• **ASSIGNMENT**:
Reproduce all lines of the listing below in which the word "date" occurs.

• **DATASET EXCERPTS**:
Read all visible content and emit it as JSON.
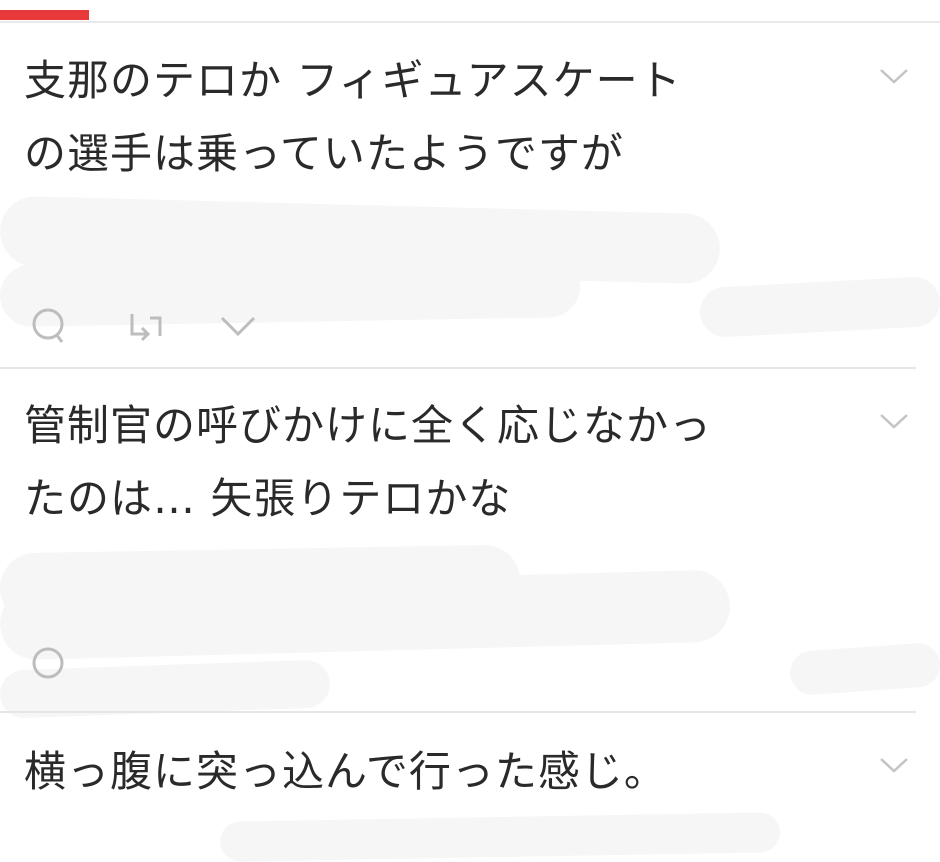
{
  "colors": {
    "accent": "#e8393a",
    "link": "#4a8fe0",
    "text": "#2a2a2a",
    "meta": "#9a9a9a"
  },
  "comments": [
    {
      "text_line1": "支那のテロか フィギュアスケート",
      "text_line2": "の選手は乗っていたようですが",
      "collapse_icon": "chevron-down-icon",
      "reply_icon": "reply-icon",
      "retweet_icon": "retweet-icon",
      "more_icon": "chevron-down-icon"
    },
    {
      "text_line1": "管制官の呼びかけに全く応じなかっ",
      "text_line2": "たのは… 矢張りテロかな",
      "collapse_icon": "chevron-down-icon",
      "reply_icon": "reply-icon"
    },
    {
      "text_line1": "横っ腹に突っ込んで行った感じ。",
      "collapse_icon": "chevron-down-icon"
    }
  ]
}
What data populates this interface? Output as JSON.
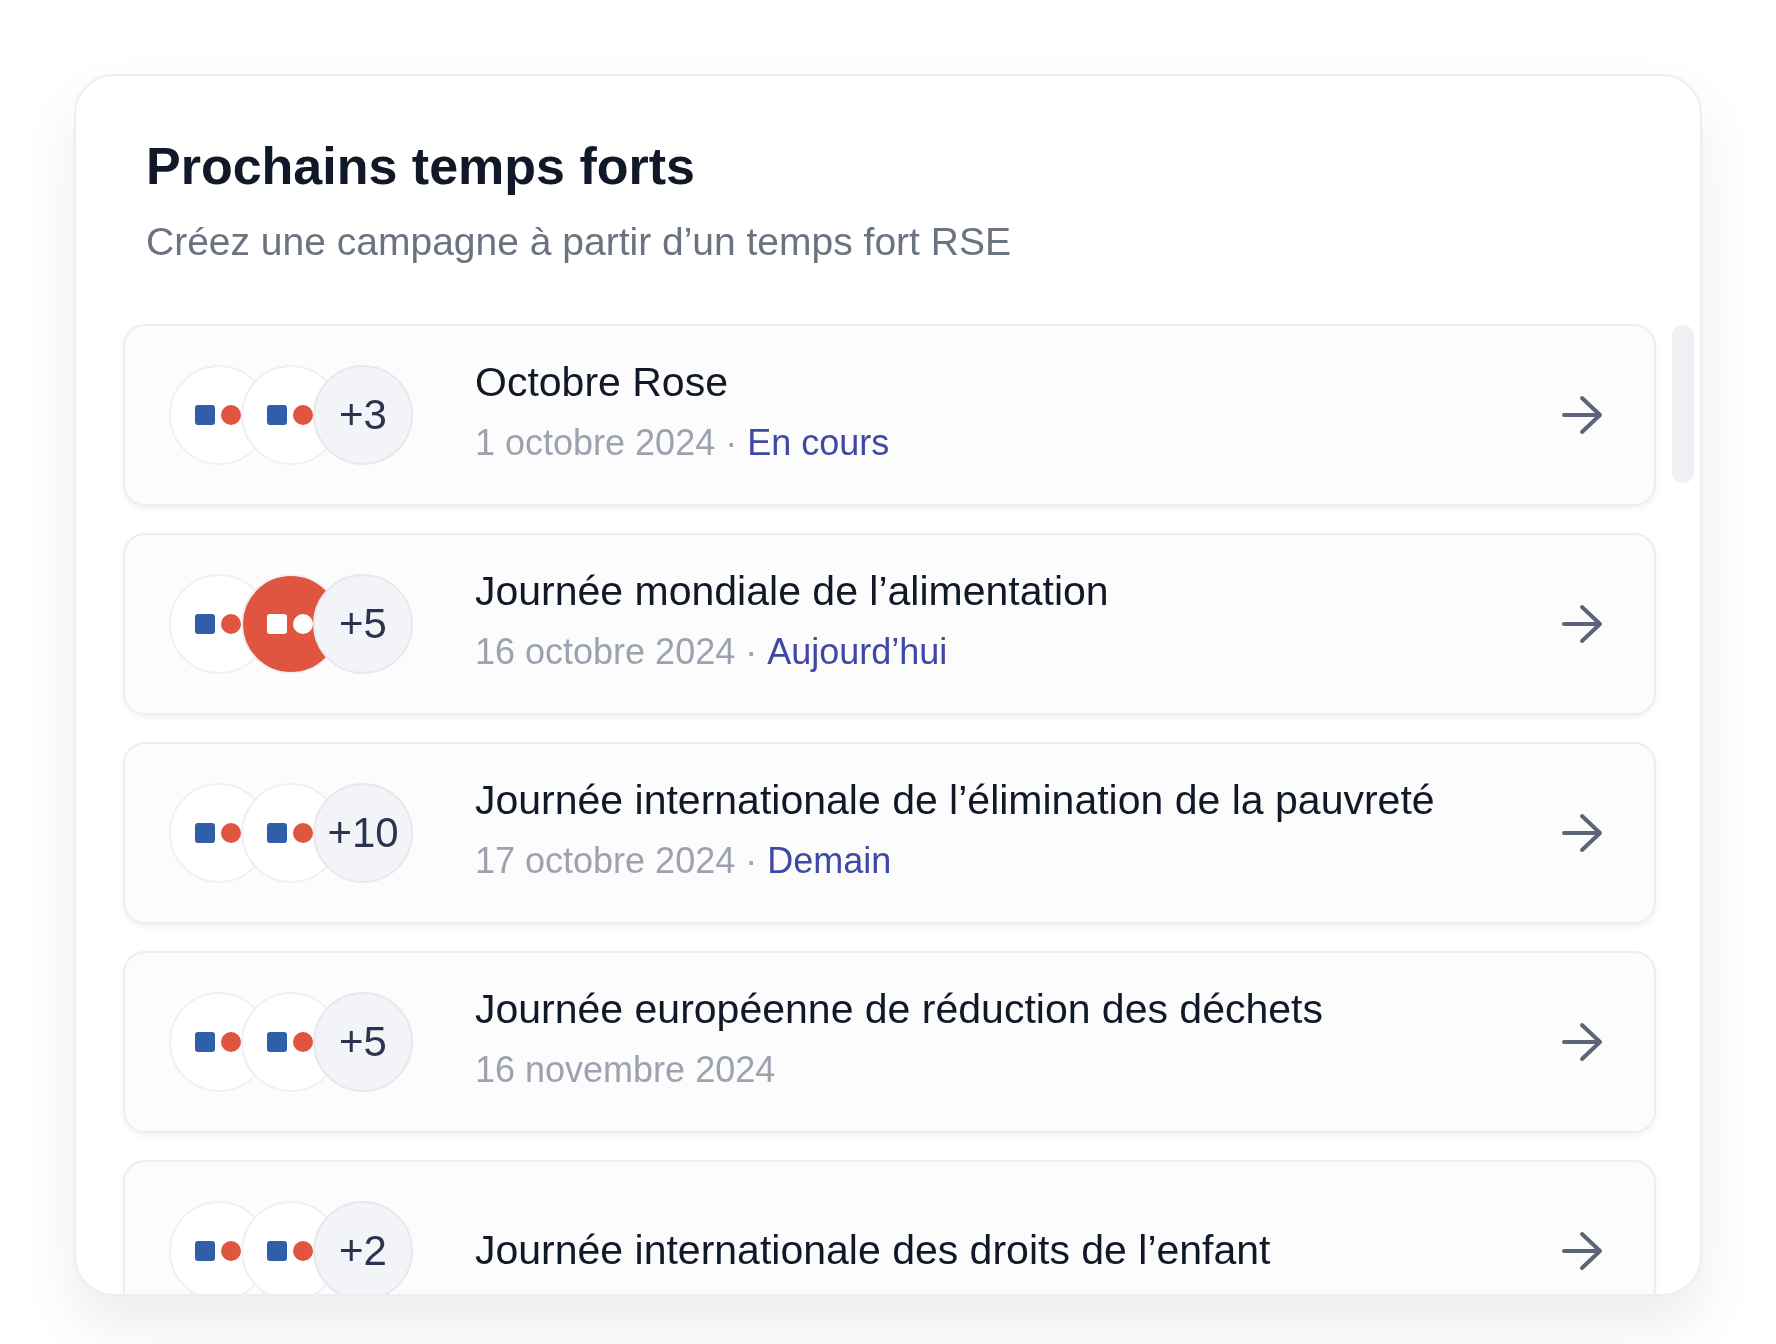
{
  "title": "Prochains temps forts",
  "subtitle": "Créez une campagne à partir d’un temps fort RSE",
  "events": [
    {
      "title": "Octobre Rose",
      "date": "1 octobre 2024",
      "separator": "·",
      "status": "En cours",
      "more": "+3",
      "logos": [
        {
          "color": "#ffffff"
        },
        {
          "color": "#ffffff"
        }
      ]
    },
    {
      "title": "Journée mondiale de l’alimentation",
      "date": "16 octobre 2024",
      "separator": "·",
      "status": "Aujourd’hui",
      "more": "+5",
      "logos": [
        {
          "color": "#ffffff"
        },
        {
          "color": "#e0553f"
        }
      ]
    },
    {
      "title": "Journée internationale de l’élimination de la pauvreté",
      "date": "17 octobre 2024",
      "separator": "·",
      "status": "Demain",
      "more": "+10",
      "logos": [
        {
          "color": "#ffffff"
        },
        {
          "color": "#ffffff"
        }
      ]
    },
    {
      "title": "Journée européenne de réduction des déchets",
      "date": "16 novembre 2024",
      "more": "+5",
      "logos": [
        {
          "color": "#ffffff"
        },
        {
          "color": "#ffffff"
        }
      ]
    },
    {
      "title": "Journée internationale des droits de l’enfant",
      "more": "+2",
      "logos": [
        {
          "color": "#ffffff"
        },
        {
          "color": "#ffffff"
        }
      ]
    }
  ]
}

• **RESULT OF THE EXERCISE**:
      "date": "1 octobre 2024",
      "date": "16 octobre 2024",
      "date": "17 octobre 2024",
      "date": "16 novembre 2024",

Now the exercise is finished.